“Talent and ability is there, it’s about managing themselves, how to deal with pressure and the expectations that will come as U-19 champions. The hard work begins for them begins for us too. It’s not easy to get into the Indian side. At least if they become good first class cricketers, from then on it becomes a stepping stone to play for India,” he said.
Dravid felt it was time that that these boys didn’t play U-19 cricket anymore, and are thrown in the deep end of first-class cricket straightaway, though he left it to the BCCI to decide on take a final call. “My view is quite well known. I feel that once the boys are good enough they should go on to play men’s cricket, especially those who had played first-class cricket. We have seen from last year’s bunch, five boys from that World Cup qualified to play this time. But we made a conscious decision not to pick them up for this World Cup as I felt it will be better for them to play under-23 cricket and senior men’s cricket. I am not sure if it’s the best (option) for the boys or Indian cricket if some of them (still) play in the next U-19 World Cup,” he pointed out.

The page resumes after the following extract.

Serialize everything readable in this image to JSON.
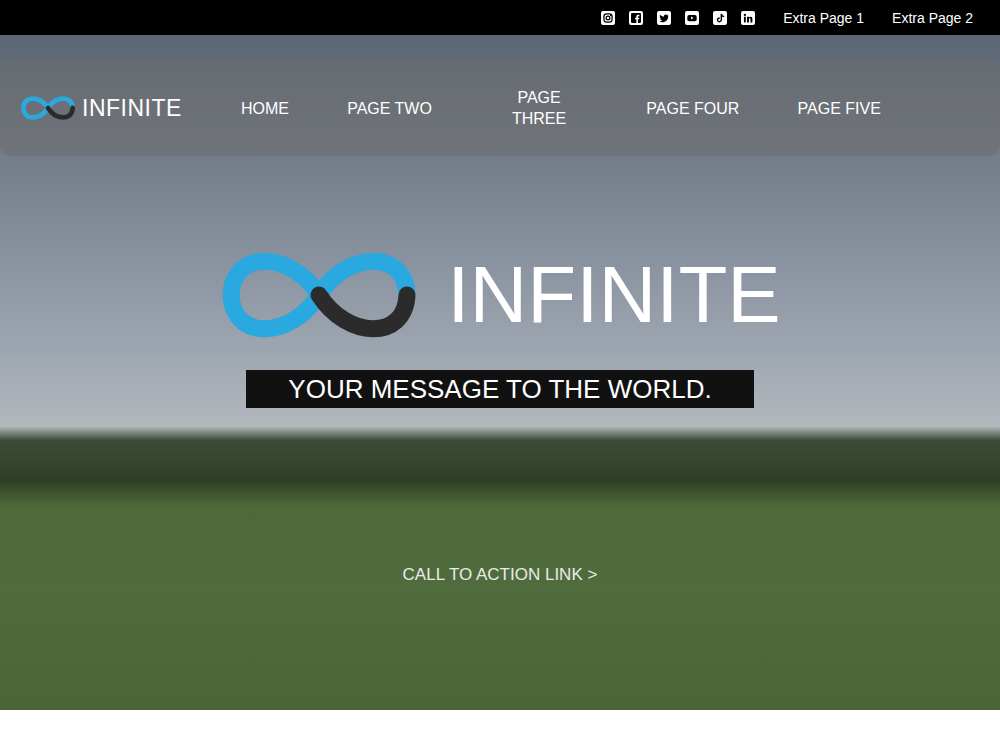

Dravid was glad that his team got an early taste of what an India-Pakistan game was all about. “I did not treat the Pakistan match as different, we did not focus on the opposition, the preparation and the planning did not change. The process and planning was the same. The boys knew that many people watch it. We played two Asia Cups, but we did not play Pakistan. I am happy that they got to know what an India-Pakistan game is about, at the Under 19 level. The way our boys handled that game, the quality of cricket that we played, the intensity that we showed was commendable and we did not give them a chance to come back,” he said.
Dravid had later walked up to the Pakistan camp to meet ‘that impressive fast bowler’ (Shaheen Afridi) after his team beat the arch-rivals by 203 runs. “They told me that they were in awe of the brand of cricket we were playing,” revealed the proud coach. Yet, Dravid was candidly admitted that his side didn’t play it’s ‘A’ game in the final, but still got through. “We did not play our No. 1 one game in the final — that we played in the quarterfinal (v Bangladesh) and semifinal (versus Pakistan). Just the fact that they played the finals was an experience,” said the former India captain after the victorious team’s arrival here from New Zealand.
SKIPPER SHAW CREDITS FATHER FOR SUCCESS
Captain Prithvi Shaw, meanwhile, praised his father Pankaj for helping him out during what had been initially a “difficult journey.”
“It was a difficult journey for me starting where I used to live in Virar. All credit to my dad he was the only who took me (everywhere). He used to take me to matches practices and it was far away from my home in Virar. It used to take two hours and the journey from the train and it was difficult for in those days,” said Shaw, who scored a hundred in Ranji and Duleep Trophy debuts.